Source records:
'''
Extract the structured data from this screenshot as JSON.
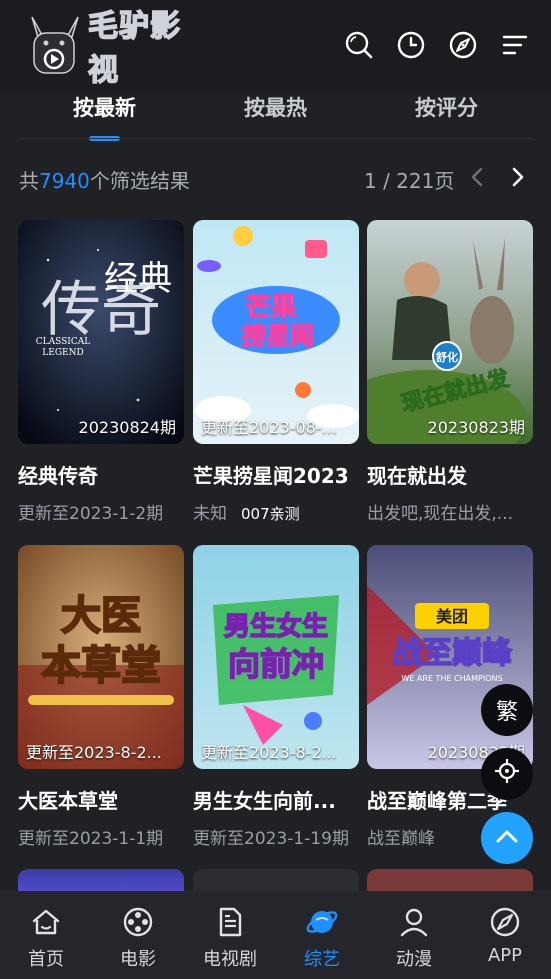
{
  "app": {
    "logo_text": "毛驴影视"
  },
  "header": {
    "icons": [
      "search-icon",
      "history-icon",
      "compass-icon",
      "menu-icon"
    ]
  },
  "tabs": [
    {
      "label": "按最新",
      "active": true
    },
    {
      "label": "按最热",
      "active": false
    },
    {
      "label": "按评分",
      "active": false
    }
  ],
  "results": {
    "prefix": "共",
    "count": "7940",
    "suffix": "个筛选结果",
    "page_text": "1 / 221页"
  },
  "cards": [
    {
      "title": "经典传奇",
      "subtitle": "更新至2023-1-2期",
      "badge": "20230824期",
      "badge_align": "right"
    },
    {
      "title": "芒果捞星闻2023",
      "subtitle": "未知",
      "subtitle_extra": "007亲测",
      "badge": "更新至2023-08-...",
      "badge_align": "left"
    },
    {
      "title": "现在就出发",
      "subtitle": "出发吧,现在出发,...",
      "badge": "20230823期",
      "badge_align": "right"
    },
    {
      "title": "大医本草堂",
      "subtitle": "更新至2023-1-1期",
      "badge": "更新至2023-8-2...",
      "badge_align": "left"
    },
    {
      "title": "男生女生向前...",
      "subtitle": "更新至2023-1-19期",
      "badge": "更新至2023-8-2...",
      "badge_align": "left"
    },
    {
      "title": "战至巅峰第二季",
      "subtitle": "战至巅峰",
      "badge": "20230823期",
      "badge_align": "right"
    }
  ],
  "floating": {
    "traditional_label": "繁"
  },
  "bottom_nav": [
    {
      "label": "首页",
      "icon": "home-icon",
      "active": false
    },
    {
      "label": "电影",
      "icon": "film-reel-icon",
      "active": false
    },
    {
      "label": "电视剧",
      "icon": "document-icon",
      "active": false
    },
    {
      "label": "综艺",
      "icon": "planet-icon",
      "active": true
    },
    {
      "label": "动漫",
      "icon": "user-icon",
      "active": false
    },
    {
      "label": "APP",
      "icon": "compass-icon",
      "active": false
    }
  ],
  "colors": {
    "accent": "#1e90ff",
    "background": "#1f2125",
    "fab_blue": "#21a3ff"
  }
}
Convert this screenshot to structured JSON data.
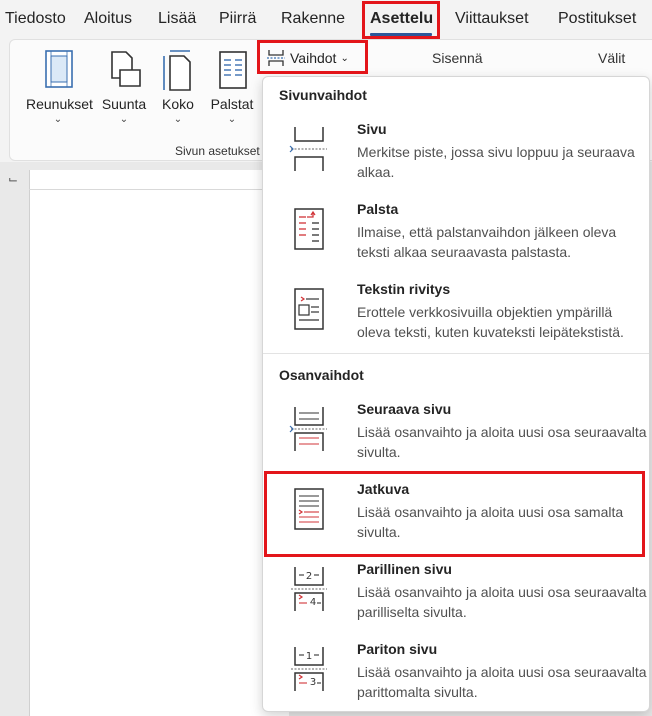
{
  "tabs": [
    {
      "label": "Tiedosto"
    },
    {
      "label": "Aloitus"
    },
    {
      "label": "Lisää"
    },
    {
      "label": "Piirrä"
    },
    {
      "label": "Rakenne"
    },
    {
      "label": "Asettelu",
      "active": true
    },
    {
      "label": "Viittaukset"
    },
    {
      "label": "Postitukset"
    }
  ],
  "ribbon": {
    "buttons": [
      {
        "label": "Reunukset",
        "icon": "margins-icon"
      },
      {
        "label": "Suunta",
        "icon": "orientation-icon"
      },
      {
        "label": "Koko",
        "icon": "size-icon"
      },
      {
        "label": "Palstat",
        "icon": "columns-icon"
      }
    ],
    "group_label": "Sivun asetukset",
    "breaks_button": "Vaihdot",
    "indent_label": "Sisennä",
    "spacing_label": "Välit"
  },
  "dropdown": {
    "page_breaks_header": "Sivunvaihdot",
    "section_breaks_header": "Osanvaihdot",
    "page_breaks": [
      {
        "title": "Sivu",
        "desc": "Merkitse piste, jossa sivu loppuu ja seuraava alkaa.",
        "icon": "page-break-icon"
      },
      {
        "title": "Palsta",
        "desc": "Ilmaise, että palstanvaihdon jälkeen oleva teksti alkaa seuraavasta palstasta.",
        "icon": "column-break-icon"
      },
      {
        "title": "Tekstin rivitys",
        "desc": "Erottele verkkosivuilla objektien ympärillä oleva teksti, kuten kuvateksti leipätekstistä.",
        "icon": "text-wrapping-icon"
      }
    ],
    "section_breaks": [
      {
        "title": "Seuraava sivu",
        "desc": "Lisää osanvaihto ja aloita uusi osa seuraavalta sivulta.",
        "icon": "next-page-icon"
      },
      {
        "title": "Jatkuva",
        "desc": "Lisää osanvaihto ja aloita uusi osa samalta sivulta.",
        "icon": "continuous-icon"
      },
      {
        "title": "Parillinen sivu",
        "desc": "Lisää osanvaihto ja aloita uusi osa seuraavalta parilliselta sivulta.",
        "icon": "even-page-icon"
      },
      {
        "title": "Pariton sivu",
        "desc": "Lisää osanvaihto ja aloita uusi osa seuraavalta parittomalta sivulta.",
        "icon": "odd-page-icon"
      }
    ]
  },
  "icon_numbers": {
    "even_top": "2",
    "even_bottom": "4",
    "odd_top": "1",
    "odd_bottom": "3"
  },
  "colors": {
    "accent": "#2b579a",
    "highlight": "#e3151a",
    "break_red": "#d13438"
  }
}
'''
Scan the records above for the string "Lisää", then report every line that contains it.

      "label": "Lisää"
        "desc": "Lisää osanvaihto ja aloita uusi osa seuraavalta sivulta.",
        "desc": "Lisää osanvaihto ja aloita uusi osa samalta sivulta.",
        "desc": "Lisää osanvaihto ja aloita uusi osa seuraavalta parilliselta sivulta.",
        "desc": "Lisää osanvaihto ja aloita uusi osa seuraavalta parittomalta sivulta.",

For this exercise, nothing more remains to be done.